9) Then the Seder commenced. The only ever "Seder" I had ever been to was back in Catholic school. I think it was sometime in the year leading up to Confirmation. We did it because Passover plays a small part in Christian mythology, namely the Last Supper was supposedly a Seder. Also because, as Dana put it, "Christians think they share a God with us." Anyway, that "Seder" was mostly about the symbolism of the different foods and such.
Dana's Seder was much more about the relevance of the story and symbols to everyday life, or at least life today. She put together the Haggadah herself using pieces of a couple other ones, some parts were more traditional and others more modern and social justice oriented. There was a little Hebrew sprinkled through out, but also English transliteration for us gentiles.

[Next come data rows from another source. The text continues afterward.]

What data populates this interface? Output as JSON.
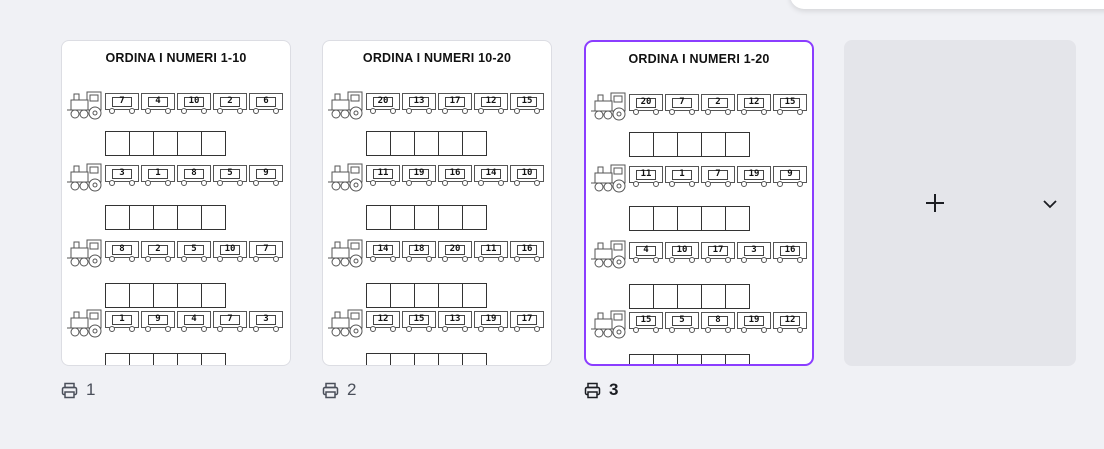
{
  "pages": [
    {
      "number": "1",
      "title": "ORDINA I NUMERI 1-10",
      "rows": [
        [
          "7",
          "4",
          "10",
          "2",
          "6"
        ],
        [
          "3",
          "1",
          "8",
          "5",
          "9"
        ],
        [
          "8",
          "2",
          "5",
          "10",
          "7"
        ],
        [
          "1",
          "9",
          "4",
          "7",
          "3"
        ]
      ]
    },
    {
      "number": "2",
      "title": "ORDINA I NUMERI 10-20",
      "rows": [
        [
          "20",
          "13",
          "17",
          "12",
          "15"
        ],
        [
          "11",
          "19",
          "16",
          "14",
          "10"
        ],
        [
          "14",
          "18",
          "20",
          "11",
          "16"
        ],
        [
          "12",
          "15",
          "13",
          "19",
          "17"
        ]
      ]
    },
    {
      "number": "3",
      "title": "ORDINA I NUMERI 1-20",
      "rows": [
        [
          "20",
          "7",
          "2",
          "12",
          "15"
        ],
        [
          "11",
          "1",
          "7",
          "19",
          "9"
        ],
        [
          "4",
          "10",
          "17",
          "3",
          "16"
        ],
        [
          "15",
          "5",
          "8",
          "19",
          "12"
        ]
      ]
    }
  ],
  "selected_page": "3",
  "icons": {
    "page_number": "printer-icon",
    "add": "plus-icon",
    "expand": "chevron-down-icon"
  },
  "colors": {
    "background": "#f0f1f5",
    "selection": "#8b3dff",
    "add_page_bg": "#e4e5ea"
  }
}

The main gist of it was "this is not (just) the story of Jewish liberation from Egypt, this is the story of all liberation everywhere and a time to remember that this is an ongoing struggle."
We all took turns reading from the Haggadah. And we performed the necessary actions (dipping herbs, removing 10 drops of wine for the 10 plagues, breaking matzah, hiding the afikoman (Stephanie did this and did it very well), finding the afikomen (Paul did this, the rest of us were clueless), drinking 4 cups of wine, opening the door for Elijah, etc.) As we went along the meaning and importance of each step was explained in the Haggadah and we were encouraged to ask questions. Most of the questions actually came from the other Jews (or atheist ex-Jews) who were learning new things about the Seder. It was very different from Catholic holidays which are not nearly as transparent or welcoming to outsiders. (Although Stephanie also said it was very different from Seder's at her Orthodox grandfather's house.) I felt very welcome (and not just because of the orange.)
10) When I was reading the part about combining the bitter maror and the sweet haroset I accidentally coined a new word: switterness. It was a big hit and used profusely throughout the rest of the meal.
11) I've transcribed my favorite part from Dana's Haggadah. I think it resonates with the idea behind this blog
Dayenu - "it would have sufficed" -- A Jewish philosopher was once asked, "what is the opposite of hopelessness?" And he said, "Dayenu," the ability to be thankful for what we have received, for what we are -- Dayenu means to celebrate each step toward freedom as if it were enough, then to start out on the next step. It means that if we reject each step because it is not the whole liberation, we will never be able to achieve the whole liberation. It means to sing each verse as if it were the whole song -- and then sing the next verse.
12) And I would be remiss if I didn't mention all the wonderful foods that we had for the meal portion of the Seder. Highlights include a delicious spinach and walnut salad (it also had craisins, but I mostly avoided those), our green beans, a roast, two different harosets and the desserts included chocolate chip meringues and a wonderful fruit plate.
13) The matzo ball soup gets special mention because I've only had it twice in my life. The first time was at Talya's house, Thursday February 10th 2005, a few days after Dom died. In a week where my world was turned upside down, this soup was one of the few things that made sense, I can remember the way it looked and smelt, the texture of the matzo ball. It was almost magical, and "comfort food" doesn't really do it justice. Eating the matzo ball soup took me back there if only for a moment. It was also pretty tasty in it's own right.
14) After the meal we concluded the Seder and then hung around for a while just talking and drinking and eating dessert. It was truly a wonderful evening and one I'll always remember.
15) I stayed at Stephanie and Paul's house that night because I had taken the next day off and a ~2 hour CTA trek home at the end of the night is never fun. Before we went to bed Stephanie and I had a good talk. <3